## Instructions to follow:
The data below should be printed in full, exactly, and without any of its images.

Records contained in a dataset

┌──

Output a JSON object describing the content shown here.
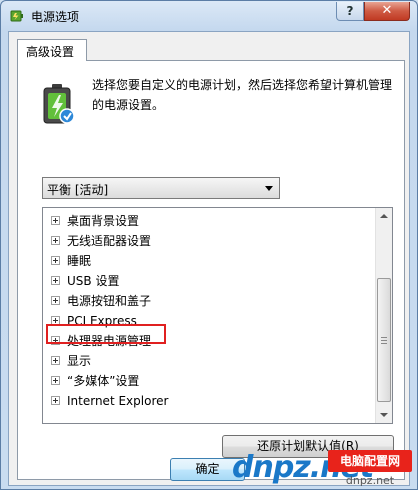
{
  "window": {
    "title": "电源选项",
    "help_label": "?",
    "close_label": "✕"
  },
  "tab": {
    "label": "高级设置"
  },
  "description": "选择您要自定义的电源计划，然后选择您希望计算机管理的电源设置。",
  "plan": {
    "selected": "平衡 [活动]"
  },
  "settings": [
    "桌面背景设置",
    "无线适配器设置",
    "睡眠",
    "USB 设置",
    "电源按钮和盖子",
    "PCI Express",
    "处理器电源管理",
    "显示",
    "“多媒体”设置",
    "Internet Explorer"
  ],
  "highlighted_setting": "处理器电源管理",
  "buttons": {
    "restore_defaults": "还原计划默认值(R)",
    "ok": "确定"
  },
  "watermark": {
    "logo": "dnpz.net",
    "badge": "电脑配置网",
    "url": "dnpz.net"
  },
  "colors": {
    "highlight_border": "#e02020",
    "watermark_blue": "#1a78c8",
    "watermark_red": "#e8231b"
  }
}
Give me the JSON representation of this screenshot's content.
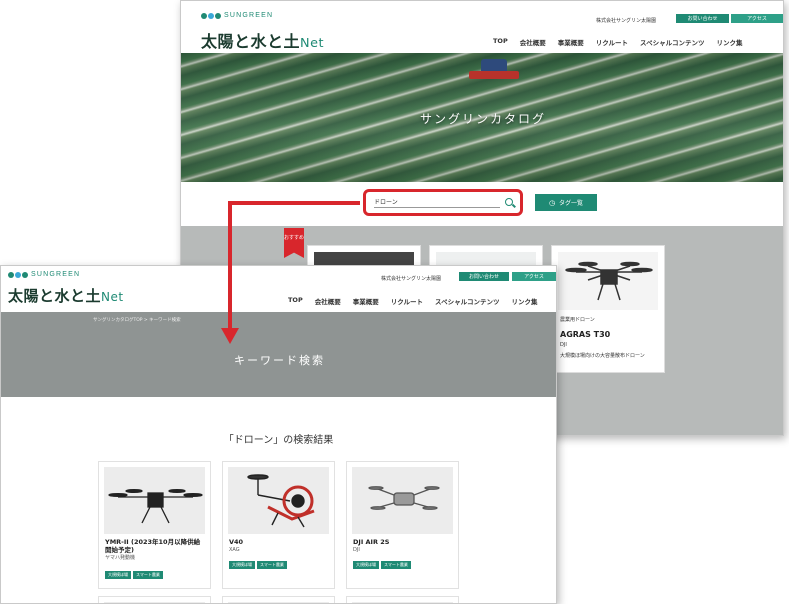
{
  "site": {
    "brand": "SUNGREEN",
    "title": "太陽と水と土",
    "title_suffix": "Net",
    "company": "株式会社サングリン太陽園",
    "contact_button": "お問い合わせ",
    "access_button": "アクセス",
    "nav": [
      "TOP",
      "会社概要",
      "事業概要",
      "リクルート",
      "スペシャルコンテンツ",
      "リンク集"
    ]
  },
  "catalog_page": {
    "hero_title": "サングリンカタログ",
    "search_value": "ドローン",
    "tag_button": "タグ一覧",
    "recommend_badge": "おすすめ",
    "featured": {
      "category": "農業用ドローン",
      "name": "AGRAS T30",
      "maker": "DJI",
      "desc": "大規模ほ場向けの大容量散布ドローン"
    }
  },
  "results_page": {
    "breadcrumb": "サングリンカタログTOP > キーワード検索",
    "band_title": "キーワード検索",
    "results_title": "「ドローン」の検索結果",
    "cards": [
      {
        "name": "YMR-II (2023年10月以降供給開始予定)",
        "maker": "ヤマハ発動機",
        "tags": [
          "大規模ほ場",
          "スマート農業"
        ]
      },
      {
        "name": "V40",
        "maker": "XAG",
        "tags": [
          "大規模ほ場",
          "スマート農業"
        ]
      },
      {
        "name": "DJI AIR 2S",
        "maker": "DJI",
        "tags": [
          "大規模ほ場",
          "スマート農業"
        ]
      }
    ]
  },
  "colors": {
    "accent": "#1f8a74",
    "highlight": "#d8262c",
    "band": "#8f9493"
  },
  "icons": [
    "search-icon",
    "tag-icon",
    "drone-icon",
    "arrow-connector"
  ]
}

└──

## Answer area:
Output a JSON object describing the content shown here.
{
  "window": {
    "title": "电源选项",
    "help_label": "?",
    "close_label": "✕"
  },
  "tab": {
    "label": "高级设置"
  },
  "description": "选择您要自定义的电源计划，然后选择您希望计算机管理的电源设置。",
  "plan": {
    "selected": "平衡 [活动]"
  },
  "settings": [
    "桌面背景设置",
    "无线适配器设置",
    "睡眠",
    "USB 设置",
    "电源按钮和盖子",
    "PCI Express",
    "处理器电源管理",
    "显示",
    "“多媒体”设置",
    "Internet Explorer"
  ],
  "highlighted_setting": "处理器电源管理",
  "buttons": {
    "restore_defaults": "还原计划默认值(R)",
    "ok": "确定"
  },
  "watermark": {
    "logo": "dnpz.net",
    "badge": "电脑配置网",
    "url": "dnpz.net"
  },
  "colors": {
    "highlight_border": "#e02020",
    "watermark_blue": "#1a78c8",
    "watermark_red": "#e8231b"
  }
}
Give me the JSON representation of this screenshot's content.
{
  "site": {
    "brand": "SUNGREEN",
    "title": "太陽と水と土",
    "title_suffix": "Net",
    "company": "株式会社サングリン太陽園",
    "contact_button": "お問い合わせ",
    "access_button": "アクセス",
    "nav": [
      "TOP",
      "会社概要",
      "事業概要",
      "リクルート",
      "スペシャルコンテンツ",
      "リンク集"
    ]
  },
  "catalog_page": {
    "hero_title": "サングリンカタログ",
    "search_value": "ドローン",
    "tag_button": "タグ一覧",
    "recommend_badge": "おすすめ",
    "featured": {
      "category": "農業用ドローン",
      "name": "AGRAS T30",
      "maker": "DJI",
      "desc": "大規模ほ場向けの大容量散布ドローン"
    }
  },
  "results_page": {
    "breadcrumb": "サングリンカタログTOP > キーワード検索",
    "band_title": "キーワード検索",
    "results_title": "「ドローン」の検索結果",
    "cards": [
      {
        "name": "YMR-II (2023年10月以降供給開始予定)",
        "maker": "ヤマハ発動機",
        "tags": [
          "大規模ほ場",
          "スマート農業"
        ]
      },
      {
        "name": "V40",
        "maker": "XAG",
        "tags": [
          "大規模ほ場",
          "スマート農業"
        ]
      },
      {
        "name": "DJI AIR 2S",
        "maker": "DJI",
        "tags": [
          "大規模ほ場",
          "スマート農業"
        ]
      }
    ]
  },
  "colors": {
    "accent": "#1f8a74",
    "highlight": "#d8262c",
    "band": "#8f9493"
  },
  "icons": [
    "search-icon",
    "tag-icon",
    "drone-icon",
    "arrow-connector"
  ]
}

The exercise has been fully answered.